ENTRIES SUPPLIED -

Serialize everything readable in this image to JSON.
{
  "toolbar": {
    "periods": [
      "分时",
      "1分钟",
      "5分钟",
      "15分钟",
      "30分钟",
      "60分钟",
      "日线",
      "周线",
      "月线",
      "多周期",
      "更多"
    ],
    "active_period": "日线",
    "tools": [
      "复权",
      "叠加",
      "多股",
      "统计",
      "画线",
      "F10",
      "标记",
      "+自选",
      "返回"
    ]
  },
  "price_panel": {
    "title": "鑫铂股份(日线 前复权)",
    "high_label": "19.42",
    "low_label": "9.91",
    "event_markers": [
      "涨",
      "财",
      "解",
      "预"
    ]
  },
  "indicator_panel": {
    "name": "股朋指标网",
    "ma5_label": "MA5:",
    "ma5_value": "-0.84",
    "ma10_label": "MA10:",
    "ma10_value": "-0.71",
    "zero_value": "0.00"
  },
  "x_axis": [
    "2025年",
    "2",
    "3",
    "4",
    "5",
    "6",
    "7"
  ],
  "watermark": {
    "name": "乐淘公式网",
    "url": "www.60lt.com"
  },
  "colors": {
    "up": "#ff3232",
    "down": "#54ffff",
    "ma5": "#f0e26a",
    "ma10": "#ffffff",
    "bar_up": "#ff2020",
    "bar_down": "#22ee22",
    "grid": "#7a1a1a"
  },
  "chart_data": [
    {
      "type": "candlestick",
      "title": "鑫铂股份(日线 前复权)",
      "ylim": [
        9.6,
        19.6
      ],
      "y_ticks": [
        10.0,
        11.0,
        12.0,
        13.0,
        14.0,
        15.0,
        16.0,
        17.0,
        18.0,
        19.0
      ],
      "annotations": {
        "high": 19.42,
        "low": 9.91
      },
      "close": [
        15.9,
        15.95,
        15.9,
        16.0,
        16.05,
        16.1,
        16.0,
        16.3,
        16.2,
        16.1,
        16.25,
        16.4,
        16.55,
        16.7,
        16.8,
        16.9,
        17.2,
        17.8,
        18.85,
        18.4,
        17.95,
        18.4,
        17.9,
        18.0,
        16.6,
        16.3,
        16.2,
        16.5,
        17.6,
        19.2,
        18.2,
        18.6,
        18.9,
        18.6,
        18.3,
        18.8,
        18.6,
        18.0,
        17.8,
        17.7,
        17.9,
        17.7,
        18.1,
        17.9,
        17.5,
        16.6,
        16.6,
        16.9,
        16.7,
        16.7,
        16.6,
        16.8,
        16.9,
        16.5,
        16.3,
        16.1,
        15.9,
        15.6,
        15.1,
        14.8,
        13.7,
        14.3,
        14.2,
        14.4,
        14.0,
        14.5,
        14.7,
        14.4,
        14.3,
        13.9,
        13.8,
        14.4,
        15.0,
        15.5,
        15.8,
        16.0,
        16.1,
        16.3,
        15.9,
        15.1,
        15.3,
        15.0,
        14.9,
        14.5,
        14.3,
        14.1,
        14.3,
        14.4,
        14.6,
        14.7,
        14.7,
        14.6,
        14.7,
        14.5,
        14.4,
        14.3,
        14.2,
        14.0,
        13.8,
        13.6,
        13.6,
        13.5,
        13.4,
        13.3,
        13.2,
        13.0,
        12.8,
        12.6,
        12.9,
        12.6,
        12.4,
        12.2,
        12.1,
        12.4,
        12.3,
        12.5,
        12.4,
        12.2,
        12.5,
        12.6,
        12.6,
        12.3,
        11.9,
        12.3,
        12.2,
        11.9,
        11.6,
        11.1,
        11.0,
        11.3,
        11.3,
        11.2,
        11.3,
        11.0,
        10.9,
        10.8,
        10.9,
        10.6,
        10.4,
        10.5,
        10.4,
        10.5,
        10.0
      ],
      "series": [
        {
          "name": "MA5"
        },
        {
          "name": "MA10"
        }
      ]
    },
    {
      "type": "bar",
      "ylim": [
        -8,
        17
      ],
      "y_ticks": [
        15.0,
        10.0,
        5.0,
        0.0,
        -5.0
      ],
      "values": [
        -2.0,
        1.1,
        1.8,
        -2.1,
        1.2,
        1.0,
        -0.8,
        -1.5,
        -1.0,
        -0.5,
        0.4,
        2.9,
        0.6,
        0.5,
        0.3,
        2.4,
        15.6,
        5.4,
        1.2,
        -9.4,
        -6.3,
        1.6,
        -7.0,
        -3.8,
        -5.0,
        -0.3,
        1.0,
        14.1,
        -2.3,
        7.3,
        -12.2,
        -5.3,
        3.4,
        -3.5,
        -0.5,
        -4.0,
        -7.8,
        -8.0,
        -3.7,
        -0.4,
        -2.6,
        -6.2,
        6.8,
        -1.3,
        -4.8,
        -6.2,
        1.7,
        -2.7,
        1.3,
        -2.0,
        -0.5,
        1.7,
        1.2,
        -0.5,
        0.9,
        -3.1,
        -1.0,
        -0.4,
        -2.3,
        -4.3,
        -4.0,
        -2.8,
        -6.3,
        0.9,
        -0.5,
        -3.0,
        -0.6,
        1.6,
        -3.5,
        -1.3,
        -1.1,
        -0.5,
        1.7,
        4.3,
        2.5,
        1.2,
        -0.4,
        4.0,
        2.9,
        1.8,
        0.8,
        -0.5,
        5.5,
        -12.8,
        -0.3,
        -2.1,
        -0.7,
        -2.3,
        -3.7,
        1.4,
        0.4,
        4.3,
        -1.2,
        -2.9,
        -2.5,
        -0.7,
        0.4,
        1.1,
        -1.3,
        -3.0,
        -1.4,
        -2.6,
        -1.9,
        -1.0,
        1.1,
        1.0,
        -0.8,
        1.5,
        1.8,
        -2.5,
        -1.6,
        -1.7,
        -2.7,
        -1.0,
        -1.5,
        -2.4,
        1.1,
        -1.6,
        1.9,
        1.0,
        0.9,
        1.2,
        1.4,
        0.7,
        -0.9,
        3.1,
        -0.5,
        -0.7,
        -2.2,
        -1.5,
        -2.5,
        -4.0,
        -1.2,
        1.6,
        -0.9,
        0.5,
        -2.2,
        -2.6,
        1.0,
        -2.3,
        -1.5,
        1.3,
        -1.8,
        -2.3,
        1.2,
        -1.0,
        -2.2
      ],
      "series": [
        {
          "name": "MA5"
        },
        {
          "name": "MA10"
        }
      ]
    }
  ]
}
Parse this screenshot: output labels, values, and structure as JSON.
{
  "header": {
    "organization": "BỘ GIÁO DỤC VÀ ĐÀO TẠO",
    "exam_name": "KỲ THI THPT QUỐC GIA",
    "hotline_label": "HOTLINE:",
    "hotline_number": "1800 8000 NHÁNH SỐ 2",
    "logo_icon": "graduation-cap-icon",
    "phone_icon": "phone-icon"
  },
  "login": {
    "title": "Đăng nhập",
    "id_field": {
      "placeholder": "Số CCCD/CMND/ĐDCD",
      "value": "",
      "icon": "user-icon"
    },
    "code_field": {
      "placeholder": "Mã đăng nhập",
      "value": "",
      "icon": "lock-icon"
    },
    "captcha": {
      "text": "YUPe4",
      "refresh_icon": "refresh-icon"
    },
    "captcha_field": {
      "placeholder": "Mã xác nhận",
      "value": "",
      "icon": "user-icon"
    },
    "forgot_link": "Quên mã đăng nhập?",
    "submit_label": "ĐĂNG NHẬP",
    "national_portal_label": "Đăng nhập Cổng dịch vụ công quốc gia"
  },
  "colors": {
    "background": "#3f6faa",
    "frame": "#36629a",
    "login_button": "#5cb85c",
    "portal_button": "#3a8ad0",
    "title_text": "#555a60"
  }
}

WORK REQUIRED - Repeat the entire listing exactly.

TASK RESPONSE -
Serialize everything readable in this image to JSON.
{
  "toolbar": {
    "periods": [
      "分时",
      "1分钟",
      "5分钟",
      "15分钟",
      "30分钟",
      "60分钟",
      "日线",
      "周线",
      "月线",
      "多周期",
      "更多"
    ],
    "active_period": "日线",
    "tools": [
      "复权",
      "叠加",
      "多股",
      "统计",
      "画线",
      "F10",
      "标记",
      "+自选",
      "返回"
    ]
  },
  "price_panel": {
    "title": "鑫铂股份(日线 前复权)",
    "high_label": "19.42",
    "low_label": "9.91",
    "event_markers": [
      "涨",
      "财",
      "解",
      "预"
    ]
  },
  "indicator_panel": {
    "name": "股朋指标网",
    "ma5_label": "MA5:",
    "ma5_value": "-0.84",
    "ma10_label": "MA10:",
    "ma10_value": "-0.71",
    "zero_value": "0.00"
  },
  "x_axis": [
    "2025年",
    "2",
    "3",
    "4",
    "5",
    "6",
    "7"
  ],
  "watermark": {
    "name": "乐淘公式网",
    "url": "www.60lt.com"
  },
  "colors": {
    "up": "#ff3232",
    "down": "#54ffff",
    "ma5": "#f0e26a",
    "ma10": "#ffffff",
    "bar_up": "#ff2020",
    "bar_down": "#22ee22",
    "grid": "#7a1a1a"
  },
  "chart_data": [
    {
      "type": "candlestick",
      "title": "鑫铂股份(日线 前复权)",
      "ylim": [
        9.6,
        19.6
      ],
      "y_ticks": [
        10.0,
        11.0,
        12.0,
        13.0,
        14.0,
        15.0,
        16.0,
        17.0,
        18.0,
        19.0
      ],
      "annotations": {
        "high": 19.42,
        "low": 9.91
      },
      "close": [
        15.9,
        15.95,
        15.9,
        16.0,
        16.05,
        16.1,
        16.0,
        16.3,
        16.2,
        16.1,
        16.25,
        16.4,
        16.55,
        16.7,
        16.8,
        16.9,
        17.2,
        17.8,
        18.85,
        18.4,
        17.95,
        18.4,
        17.9,
        18.0,
        16.6,
        16.3,
        16.2,
        16.5,
        17.6,
        19.2,
        18.2,
        18.6,
        18.9,
        18.6,
        18.3,
        18.8,
        18.6,
        18.0,
        17.8,
        17.7,
        17.9,
        17.7,
        18.1,
        17.9,
        17.5,
        16.6,
        16.6,
        16.9,
        16.7,
        16.7,
        16.6,
        16.8,
        16.9,
        16.5,
        16.3,
        16.1,
        15.9,
        15.6,
        15.1,
        14.8,
        13.7,
        14.3,
        14.2,
        14.4,
        14.0,
        14.5,
        14.7,
        14.4,
        14.3,
        13.9,
        13.8,
        14.4,
        15.0,
        15.5,
        15.8,
        16.0,
        16.1,
        16.3,
        15.9,
        15.1,
        15.3,
        15.0,
        14.9,
        14.5,
        14.3,
        14.1,
        14.3,
        14.4,
        14.6,
        14.7,
        14.7,
        14.6,
        14.7,
        14.5,
        14.4,
        14.3,
        14.2,
        14.0,
        13.8,
        13.6,
        13.6,
        13.5,
        13.4,
        13.3,
        13.2,
        13.0,
        12.8,
        12.6,
        12.9,
        12.6,
        12.4,
        12.2,
        12.1,
        12.4,
        12.3,
        12.5,
        12.4,
        12.2,
        12.5,
        12.6,
        12.6,
        12.3,
        11.9,
        12.3,
        12.2,
        11.9,
        11.6,
        11.1,
        11.0,
        11.3,
        11.3,
        11.2,
        11.3,
        11.0,
        10.9,
        10.8,
        10.9,
        10.6,
        10.4,
        10.5,
        10.4,
        10.5,
        10.0
      ],
      "series": [
        {
          "name": "MA5"
        },
        {
          "name": "MA10"
        }
      ]
    },
    {
      "type": "bar",
      "ylim": [
        -8,
        17
      ],
      "y_ticks": [
        15.0,
        10.0,
        5.0,
        0.0,
        -5.0
      ],
      "values": [
        -2.0,
        1.1,
        1.8,
        -2.1,
        1.2,
        1.0,
        -0.8,
        -1.5,
        -1.0,
        -0.5,
        0.4,
        2.9,
        0.6,
        0.5,
        0.3,
        2.4,
        15.6,
        5.4,
        1.2,
        -9.4,
        -6.3,
        1.6,
        -7.0,
        -3.8,
        -5.0,
        -0.3,
        1.0,
        14.1,
        -2.3,
        7.3,
        -12.2,
        -5.3,
        3.4,
        -3.5,
        -0.5,
        -4.0,
        -7.8,
        -8.0,
        -3.7,
        -0.4,
        -2.6,
        -6.2,
        6.8,
        -1.3,
        -4.8,
        -6.2,
        1.7,
        -2.7,
        1.3,
        -2.0,
        -0.5,
        1.7,
        1.2,
        -0.5,
        0.9,
        -3.1,
        -1.0,
        -0.4,
        -2.3,
        -4.3,
        -4.0,
        -2.8,
        -6.3,
        0.9,
        -0.5,
        -3.0,
        -0.6,
        1.6,
        -3.5,
        -1.3,
        -1.1,
        -0.5,
        1.7,
        4.3,
        2.5,
        1.2,
        -0.4,
        4.0,
        2.9,
        1.8,
        0.8,
        -0.5,
        5.5,
        -12.8,
        -0.3,
        -2.1,
        -0.7,
        -2.3,
        -3.7,
        1.4,
        0.4,
        4.3,
        -1.2,
        -2.9,
        -2.5,
        -0.7,
        0.4,
        1.1,
        -1.3,
        -3.0,
        -1.4,
        -2.6,
        -1.9,
        -1.0,
        1.1,
        1.0,
        -0.8,
        1.5,
        1.8,
        -2.5,
        -1.6,
        -1.7,
        -2.7,
        -1.0,
        -1.5,
        -2.4,
        1.1,
        -1.6,
        1.9,
        1.0,
        0.9,
        1.2,
        1.4,
        0.7,
        -0.9,
        3.1,
        -0.5,
        -0.7,
        -2.2,
        -1.5,
        -2.5,
        -4.0,
        -1.2,
        1.6,
        -0.9,
        0.5,
        -2.2,
        -2.6,
        1.0,
        -2.3,
        -1.5,
        1.3,
        -1.8,
        -2.3,
        1.2,
        -1.0,
        -2.2
      ],
      "series": [
        {
          "name": "MA5"
        },
        {
          "name": "MA10"
        }
      ]
    }
  ]
}
Parse this screenshot: output labels, values, and structure as JSON.
{
  "header": {
    "organization": "BỘ GIÁO DỤC VÀ ĐÀO TẠO",
    "exam_name": "KỲ THI THPT QUỐC GIA",
    "hotline_label": "HOTLINE:",
    "hotline_number": "1800 8000 NHÁNH SỐ 2",
    "logo_icon": "graduation-cap-icon",
    "phone_icon": "phone-icon"
  },
  "login": {
    "title": "Đăng nhập",
    "id_field": {
      "placeholder": "Số CCCD/CMND/ĐDCD",
      "value": "",
      "icon": "user-icon"
    },
    "code_field": {
      "placeholder": "Mã đăng nhập",
      "value": "",
      "icon": "lock-icon"
    },
    "captcha": {
      "text": "YUPe4",
      "refresh_icon": "refresh-icon"
    },
    "captcha_field": {
      "placeholder": "Mã xác nhận",
      "value": "",
      "icon": "user-icon"
    },
    "forgot_link": "Quên mã đăng nhập?",
    "submit_label": "ĐĂNG NHẬP",
    "national_portal_label": "Đăng nhập Cổng dịch vụ công quốc gia"
  },
  "colors": {
    "background": "#3f6faa",
    "frame": "#36629a",
    "login_button": "#5cb85c",
    "portal_button": "#3a8ad0",
    "title_text": "#555a60"
  }
}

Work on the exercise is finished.